US authorities say Siddiqui is a dangerous terrorist with ties to the 9/11 ringleader. Counter-terrorism groups dubbed her “Lady al-Qaeda”, and US officials once described her as “the most wanted woman in the world”.
The US government repeatedly refused to exchange him for American hostages, including journalist James Foley before his execution by ISIS.
According to the Justice Department, Siddiqui was detained in Afghanistan in 2008. Officers searching her found documents on the creation of explosives, descriptions of American landmarks and sealed bottles of chemicals, a statement said. release of his arrest.
While at the Afghan facility, US Army officers said Siddiqui grabbed an officer’s rifle, pointed it at a captain and shouted, “Let the blood of (unintelligible ) or directly on your (unintelligible, possibly head or hands).”
An interpreter lunged at her and pushed the gun away as Siddiqui pulled the trigger, according to the DOJ. Siddiqui fired at least two shots but did not hit anyone.
An army officer shot Siddiqui in the chest. In Pakistan, she is widely portrayed as a heroine and a martyr.
Her family and supporters claim the mother-of-three was falsely accused and used as a scapegoat in the ‘war on terror’ after 9/11, according to a Guardian profile.
In 2018, Pakistan’s Senate unanimously passed a resolution to raise the issue of Siddiqui’s freedom with the United States, calling her “Daughter of the Nation”. The Council on American-Islamic Relations condemned the hostage-taking incident in a statement.

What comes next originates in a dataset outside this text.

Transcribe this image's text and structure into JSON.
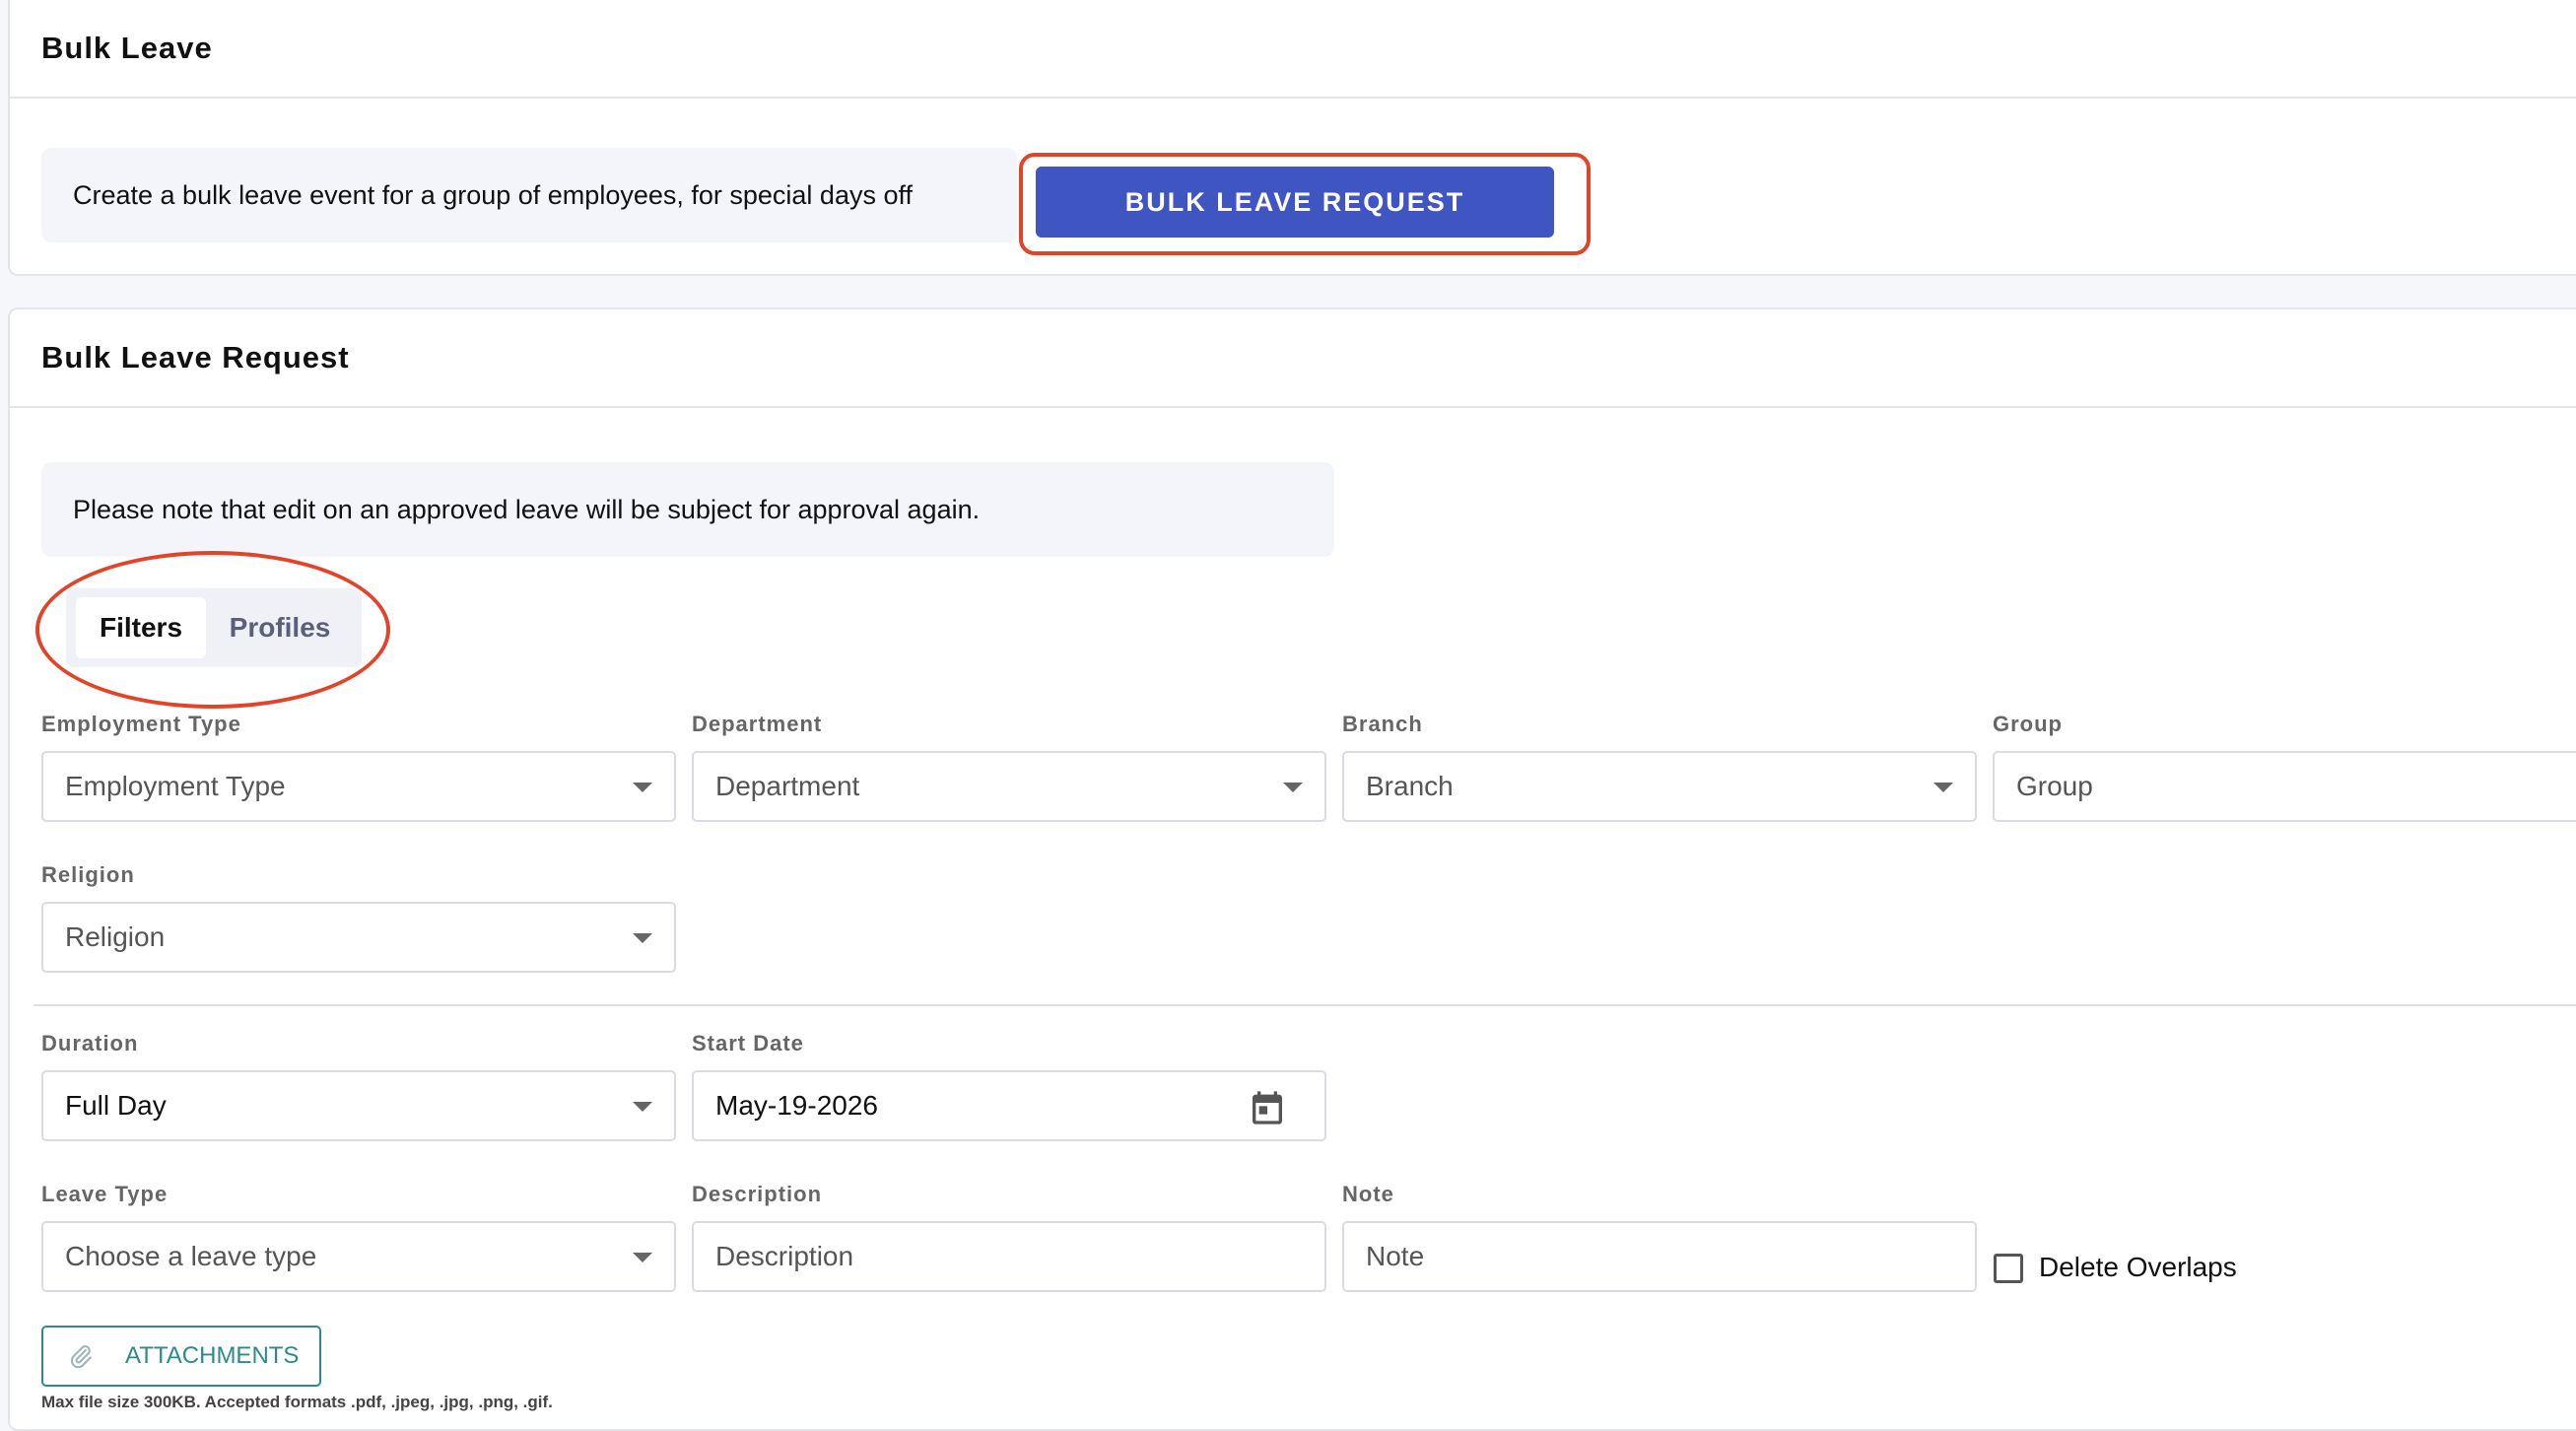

“This anti-Semitic attack on a place of worship is unacceptable,” the Houston chapter of CAIR said in the statement.
“We stand in solidarity with the Jewish community and pray that law enforcement can quickly release the hostages and bring them to safety. “We want it to be well known that the hostage taker is NOT Dr. Aafia Siddiqui’s brother, who is not even in the same area where this horrific incident is taking place,” the CAIR statement read.
“We want the hostage taker to know that Dr Aafia Siddiqui and her family strongly condemn this act and do not support you. Dr. Aafia’s family has always been firm in advocating for the release of their sister from incarceration only through legal and non-violent means.
On the Facebook livestream of Saturday’s service at the synagogue, an angry man could be heard ranting, sometimes talking about religion.
The video did not show what was happening in the building. The man repeatedly mentioned his sister and Islam and used profanity. He was heard asking for his ‘sister’ to be released from prison.
At one point, another voice can be heard apparently speaking on the phone to the police. The man repeatedly said he didn’t want anyone hurt and he mentioned his children. He also said several times that he believed he was going to die.
Livestream commentators offered prayers for Rabbi Charlie Cytron-Walker. Over 8,000 viewers were watching the livestream.
The Shabbat morning service began at 10 a.m. Saturday, according to the Reform Jewish congregation’s schedule. Around 6:30 p.m., the standoff continued. Reporters at a media staging area near the scene said traffic continued to pass as police surrounded the area, but no one was allowed near the synagogue.
“We are quite upset,” said synagogue member Eugene Posnock of Colleyville. He referred all questions to the president of the synagogue, Mike Finfer. Finfer was at a command center near the scene Saturday afternoon and could not be reached for comment.
The temple’s rabbi, Cytron-Walker, is 46. He has lived with his wife in North Richland Hills since 2006, according to public records.
He attended the University of Michigan. “All we can do at this time is pray for the members of the congregation, for the whole community and for our friend, Rabbi Cytron-Walker and his wonderful family,” said Rabbi Brian Zimmerman and the President Russ Schultz of Congregation Beth-El in Ft. Worth said in an email message to members of their congregation.
“Some of you have asked about security. President Russ Schultz and I want to assure you that all of our Jewish congregations in Tarrant County are working closely with the Jewish Federation, local police departments, the Department Homeland Security and a host of other professional groups to continuously assess our security procedures,” the email mentioned.
“As we pray for a safe resolution, these groups will certainly meet and learn from this situation for the future.” Jawaid Alam, president of the Islamic Center of Southlake, told the Star-Telegram that Cytron-Walker is a personal friend and a friend of the Muslim community who has promoted interfaith peace and cooperation.